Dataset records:
..........

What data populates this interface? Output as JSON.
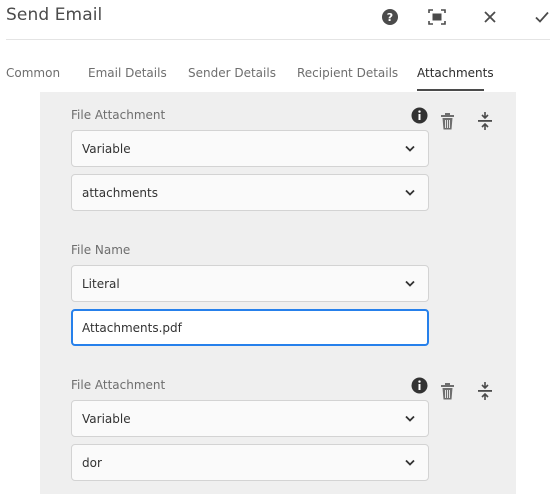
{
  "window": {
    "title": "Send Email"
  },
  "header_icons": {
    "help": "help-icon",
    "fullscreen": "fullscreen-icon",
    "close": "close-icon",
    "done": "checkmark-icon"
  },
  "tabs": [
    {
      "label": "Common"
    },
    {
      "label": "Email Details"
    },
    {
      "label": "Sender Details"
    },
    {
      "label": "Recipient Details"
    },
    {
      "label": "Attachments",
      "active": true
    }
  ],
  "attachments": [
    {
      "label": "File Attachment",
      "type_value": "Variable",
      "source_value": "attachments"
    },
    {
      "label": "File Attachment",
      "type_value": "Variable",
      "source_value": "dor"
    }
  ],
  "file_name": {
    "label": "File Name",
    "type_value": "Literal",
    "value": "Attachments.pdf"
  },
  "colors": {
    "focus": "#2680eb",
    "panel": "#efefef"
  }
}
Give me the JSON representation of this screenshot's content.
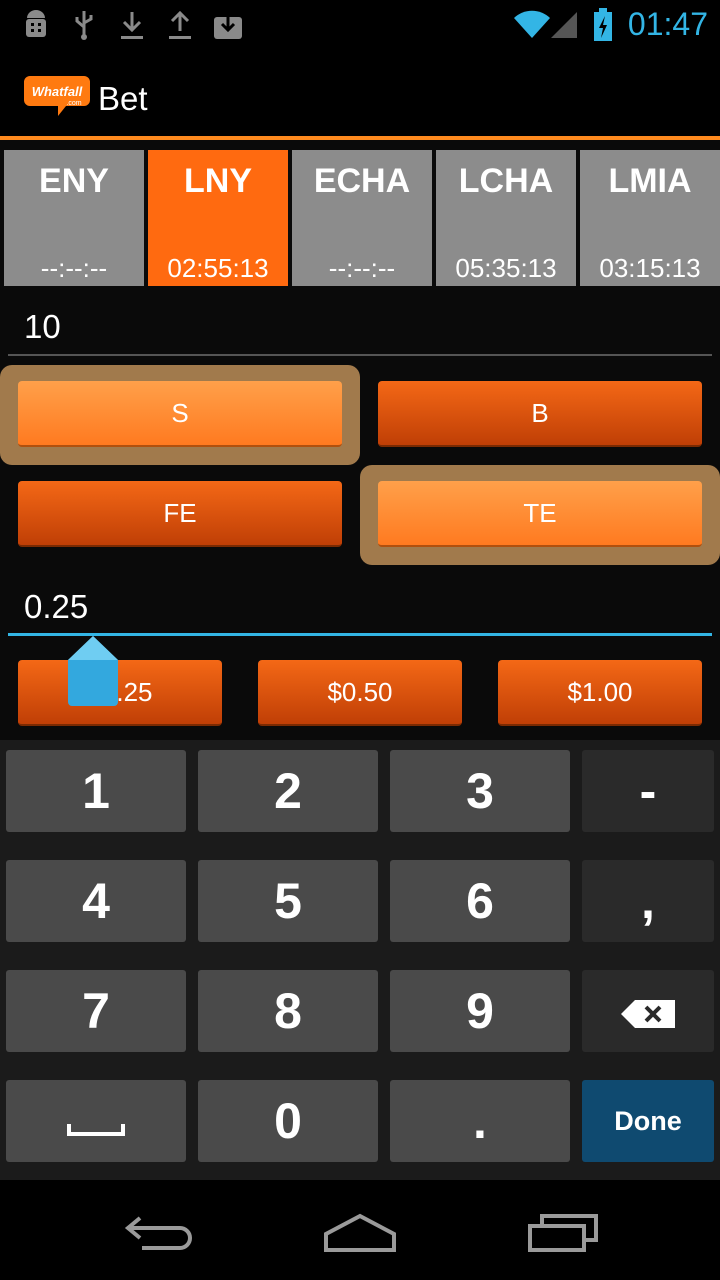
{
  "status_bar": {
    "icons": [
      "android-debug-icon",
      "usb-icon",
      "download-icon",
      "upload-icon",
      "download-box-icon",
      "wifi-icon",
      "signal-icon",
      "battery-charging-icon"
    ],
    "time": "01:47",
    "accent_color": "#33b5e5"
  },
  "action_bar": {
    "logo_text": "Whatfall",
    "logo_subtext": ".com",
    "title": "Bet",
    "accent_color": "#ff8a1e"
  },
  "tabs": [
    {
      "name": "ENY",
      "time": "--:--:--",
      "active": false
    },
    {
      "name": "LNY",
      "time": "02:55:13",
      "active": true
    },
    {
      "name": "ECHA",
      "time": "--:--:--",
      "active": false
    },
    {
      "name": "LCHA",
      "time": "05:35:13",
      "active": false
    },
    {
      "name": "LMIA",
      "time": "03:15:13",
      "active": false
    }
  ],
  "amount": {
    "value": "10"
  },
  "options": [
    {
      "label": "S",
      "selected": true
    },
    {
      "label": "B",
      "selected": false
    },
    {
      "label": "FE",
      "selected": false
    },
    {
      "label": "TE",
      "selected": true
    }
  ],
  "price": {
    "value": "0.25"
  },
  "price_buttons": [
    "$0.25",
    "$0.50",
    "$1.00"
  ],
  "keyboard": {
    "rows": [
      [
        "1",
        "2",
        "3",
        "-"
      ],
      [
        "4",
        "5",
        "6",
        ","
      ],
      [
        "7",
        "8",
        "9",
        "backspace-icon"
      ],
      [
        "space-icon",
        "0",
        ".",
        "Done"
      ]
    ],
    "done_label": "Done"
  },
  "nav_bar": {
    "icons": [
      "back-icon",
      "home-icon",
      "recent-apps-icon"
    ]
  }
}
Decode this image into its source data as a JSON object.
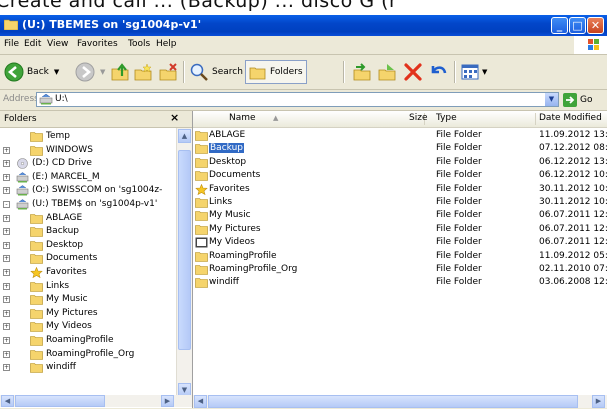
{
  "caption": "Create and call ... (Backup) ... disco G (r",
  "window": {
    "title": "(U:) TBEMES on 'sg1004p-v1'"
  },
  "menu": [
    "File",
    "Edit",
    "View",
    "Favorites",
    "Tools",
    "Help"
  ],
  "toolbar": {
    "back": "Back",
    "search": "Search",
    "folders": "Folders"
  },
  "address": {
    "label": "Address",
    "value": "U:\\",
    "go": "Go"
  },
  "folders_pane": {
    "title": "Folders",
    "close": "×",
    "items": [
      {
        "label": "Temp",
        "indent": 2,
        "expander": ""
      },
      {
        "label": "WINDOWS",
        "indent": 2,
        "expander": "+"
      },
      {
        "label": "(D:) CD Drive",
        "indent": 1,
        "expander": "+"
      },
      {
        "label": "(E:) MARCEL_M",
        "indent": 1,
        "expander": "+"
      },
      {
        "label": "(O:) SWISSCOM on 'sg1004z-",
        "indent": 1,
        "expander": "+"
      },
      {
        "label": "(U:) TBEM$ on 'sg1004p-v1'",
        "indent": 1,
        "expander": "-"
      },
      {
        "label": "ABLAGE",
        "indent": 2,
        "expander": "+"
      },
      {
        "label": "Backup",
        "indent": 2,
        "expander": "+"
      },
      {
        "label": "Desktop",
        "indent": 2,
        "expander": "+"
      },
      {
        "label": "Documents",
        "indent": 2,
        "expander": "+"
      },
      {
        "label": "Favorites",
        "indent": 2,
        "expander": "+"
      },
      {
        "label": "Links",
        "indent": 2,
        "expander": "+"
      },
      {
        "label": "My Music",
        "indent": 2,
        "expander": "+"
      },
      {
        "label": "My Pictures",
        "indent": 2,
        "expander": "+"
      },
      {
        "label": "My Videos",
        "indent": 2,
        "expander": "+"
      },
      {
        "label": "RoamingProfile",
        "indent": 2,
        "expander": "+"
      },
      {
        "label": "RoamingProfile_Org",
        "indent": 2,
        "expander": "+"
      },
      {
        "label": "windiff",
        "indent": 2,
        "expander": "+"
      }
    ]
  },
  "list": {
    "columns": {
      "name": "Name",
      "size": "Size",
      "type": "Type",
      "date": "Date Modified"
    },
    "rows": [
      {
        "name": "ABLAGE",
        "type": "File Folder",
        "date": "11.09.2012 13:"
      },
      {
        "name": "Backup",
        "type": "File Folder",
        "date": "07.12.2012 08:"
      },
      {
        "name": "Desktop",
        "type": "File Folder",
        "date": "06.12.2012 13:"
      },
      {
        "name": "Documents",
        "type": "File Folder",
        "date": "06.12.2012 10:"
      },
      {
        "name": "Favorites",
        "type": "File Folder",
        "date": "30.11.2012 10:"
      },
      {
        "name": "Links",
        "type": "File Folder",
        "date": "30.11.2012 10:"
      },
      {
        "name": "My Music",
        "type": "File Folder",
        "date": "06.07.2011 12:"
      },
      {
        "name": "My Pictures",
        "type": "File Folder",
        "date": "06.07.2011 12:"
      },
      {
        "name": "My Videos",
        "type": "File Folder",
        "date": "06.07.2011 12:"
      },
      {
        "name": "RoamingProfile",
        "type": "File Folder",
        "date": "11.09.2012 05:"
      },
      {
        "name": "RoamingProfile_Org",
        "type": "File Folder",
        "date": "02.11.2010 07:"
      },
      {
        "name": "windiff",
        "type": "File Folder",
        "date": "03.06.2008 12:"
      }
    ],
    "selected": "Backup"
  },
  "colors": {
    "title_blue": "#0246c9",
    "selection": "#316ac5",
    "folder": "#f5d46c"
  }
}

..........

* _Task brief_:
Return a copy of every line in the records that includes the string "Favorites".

* _Output for this exercise_:
    "Favorites",
        "label": "Favorites",
        "name": "Favorites",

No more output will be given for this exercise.